TASK DETAILS:
Copy out every line from the records that includes "vestido".

AVAILABLE DATA:
__________________________________________________

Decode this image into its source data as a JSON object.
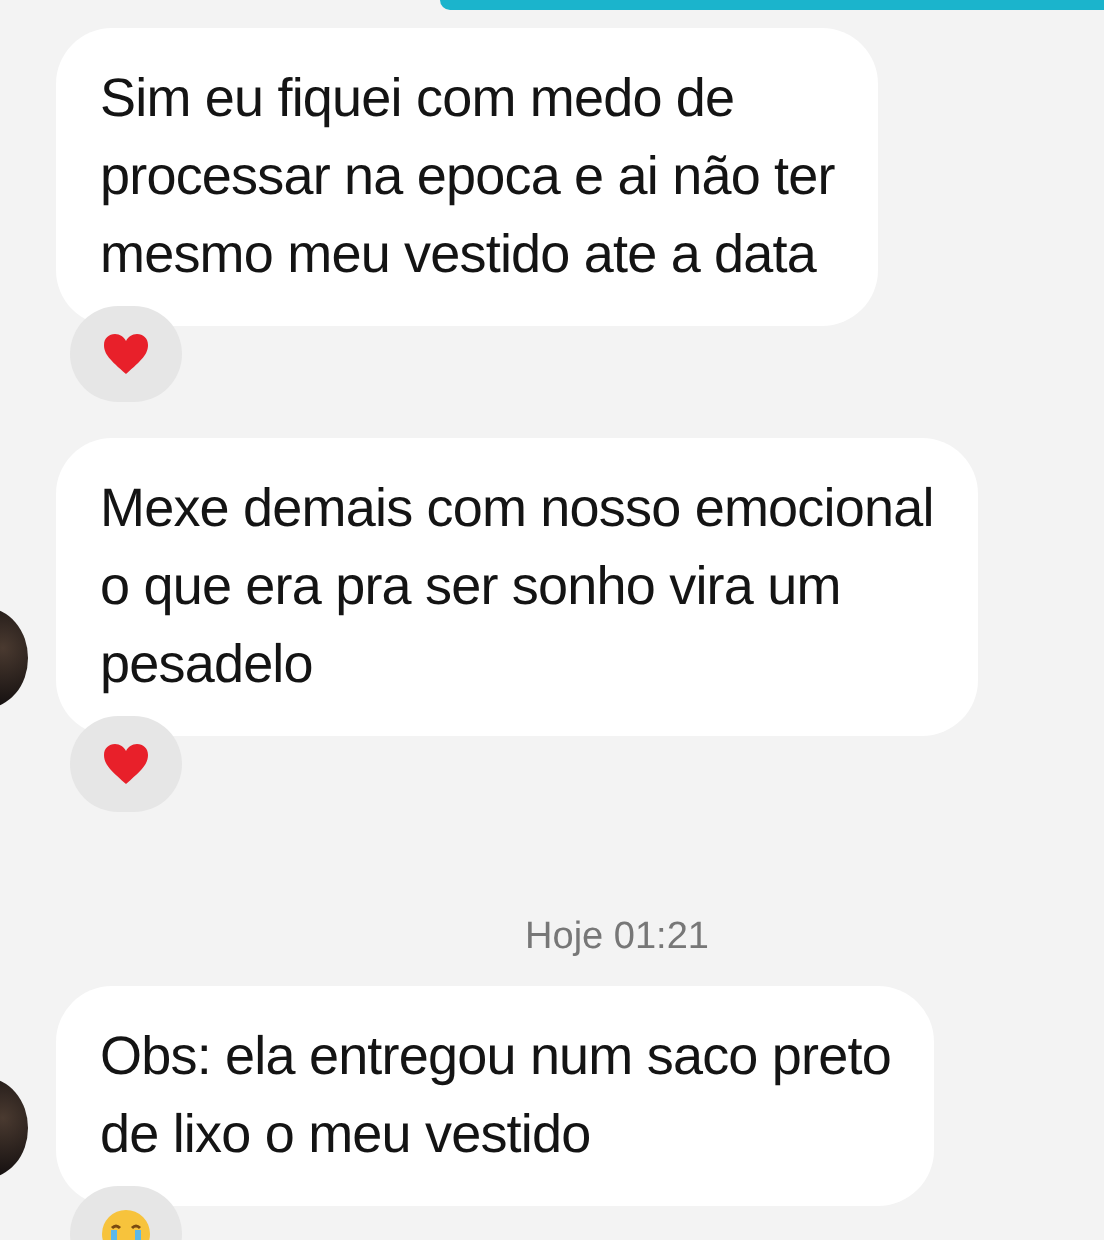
{
  "items": [
    {
      "kind": "message",
      "lines": [
        "Sim eu fiquei com medo de",
        "processar na epoca e ai não ter",
        "mesmo meu vestido ate a data"
      ],
      "avatar": false,
      "reaction": {
        "kind": "heart"
      }
    },
    {
      "kind": "message",
      "lines": [
        "Mexe demais com nosso emocional",
        "o que era pra ser sonho vira um",
        "pesadelo"
      ],
      "avatar": true,
      "reaction": {
        "kind": "heart"
      }
    },
    {
      "kind": "timestamp",
      "text": "Hoje 01:21"
    },
    {
      "kind": "message",
      "lines": [
        "Obs: ela entregou num saco preto",
        "de lixo o meu vestido"
      ],
      "avatar": true,
      "reaction": {
        "kind": "crying"
      }
    }
  ]
}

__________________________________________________

RESPONSE AREA:
        "mesmo meu vestido ate a data"
        "de lixo o meu vestido"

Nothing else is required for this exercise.